> Stored records
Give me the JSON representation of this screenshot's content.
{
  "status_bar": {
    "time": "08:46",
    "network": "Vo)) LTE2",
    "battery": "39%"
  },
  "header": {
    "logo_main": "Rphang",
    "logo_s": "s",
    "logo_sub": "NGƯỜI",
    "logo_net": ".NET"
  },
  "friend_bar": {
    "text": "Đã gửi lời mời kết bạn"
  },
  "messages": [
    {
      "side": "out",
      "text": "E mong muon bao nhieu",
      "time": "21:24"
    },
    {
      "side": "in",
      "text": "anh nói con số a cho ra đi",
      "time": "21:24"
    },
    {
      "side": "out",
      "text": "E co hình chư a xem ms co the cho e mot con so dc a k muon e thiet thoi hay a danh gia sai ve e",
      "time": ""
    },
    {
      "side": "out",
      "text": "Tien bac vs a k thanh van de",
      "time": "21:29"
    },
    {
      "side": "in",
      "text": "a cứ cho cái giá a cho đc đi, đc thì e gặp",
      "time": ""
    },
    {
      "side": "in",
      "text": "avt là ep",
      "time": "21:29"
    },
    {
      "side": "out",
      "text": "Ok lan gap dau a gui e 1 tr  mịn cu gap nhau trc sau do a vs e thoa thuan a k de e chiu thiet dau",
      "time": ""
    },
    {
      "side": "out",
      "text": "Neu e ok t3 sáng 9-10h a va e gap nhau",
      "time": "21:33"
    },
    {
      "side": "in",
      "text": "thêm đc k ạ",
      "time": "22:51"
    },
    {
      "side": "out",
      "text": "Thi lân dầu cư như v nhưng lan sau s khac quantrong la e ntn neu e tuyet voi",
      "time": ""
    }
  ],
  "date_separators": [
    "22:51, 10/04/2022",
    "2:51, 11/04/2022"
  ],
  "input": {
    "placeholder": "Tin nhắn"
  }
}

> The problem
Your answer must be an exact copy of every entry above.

> Exercise response
Give me the JSON representation of this screenshot's content.
{
  "status_bar": {
    "time": "08:46",
    "network": "Vo)) LTE2",
    "battery": "39%"
  },
  "header": {
    "logo_main": "Rphang",
    "logo_s": "s",
    "logo_sub": "NGƯỜI",
    "logo_net": ".NET"
  },
  "friend_bar": {
    "text": "Đã gửi lời mời kết bạn"
  },
  "messages": [
    {
      "side": "out",
      "text": "E mong muon bao nhieu",
      "time": "21:24"
    },
    {
      "side": "in",
      "text": "anh nói con số a cho ra đi",
      "time": "21:24"
    },
    {
      "side": "out",
      "text": "E co hình chư a xem ms co the cho e mot con so dc a k muon e thiet thoi hay a danh gia sai ve e",
      "time": ""
    },
    {
      "side": "out",
      "text": "Tien bac vs a k thanh van de",
      "time": "21:29"
    },
    {
      "side": "in",
      "text": "a cứ cho cái giá a cho đc đi, đc thì e gặp",
      "time": ""
    },
    {
      "side": "in",
      "text": "avt là ep",
      "time": "21:29"
    },
    {
      "side": "out",
      "text": "Ok lan gap dau a gui e 1 tr  mịn cu gap nhau trc sau do a vs e thoa thuan a k de e chiu thiet dau",
      "time": ""
    },
    {
      "side": "out",
      "text": "Neu e ok t3 sáng 9-10h a va e gap nhau",
      "time": "21:33"
    },
    {
      "side": "in",
      "text": "thêm đc k ạ",
      "time": "22:51"
    },
    {
      "side": "out",
      "text": "Thi lân dầu cư như v nhưng lan sau s khac quantrong la e ntn neu e tuyet voi",
      "time": ""
    }
  ],
  "date_separators": [
    "22:51, 10/04/2022",
    "2:51, 11/04/2022"
  ],
  "input": {
    "placeholder": "Tin nhắn"
  }
}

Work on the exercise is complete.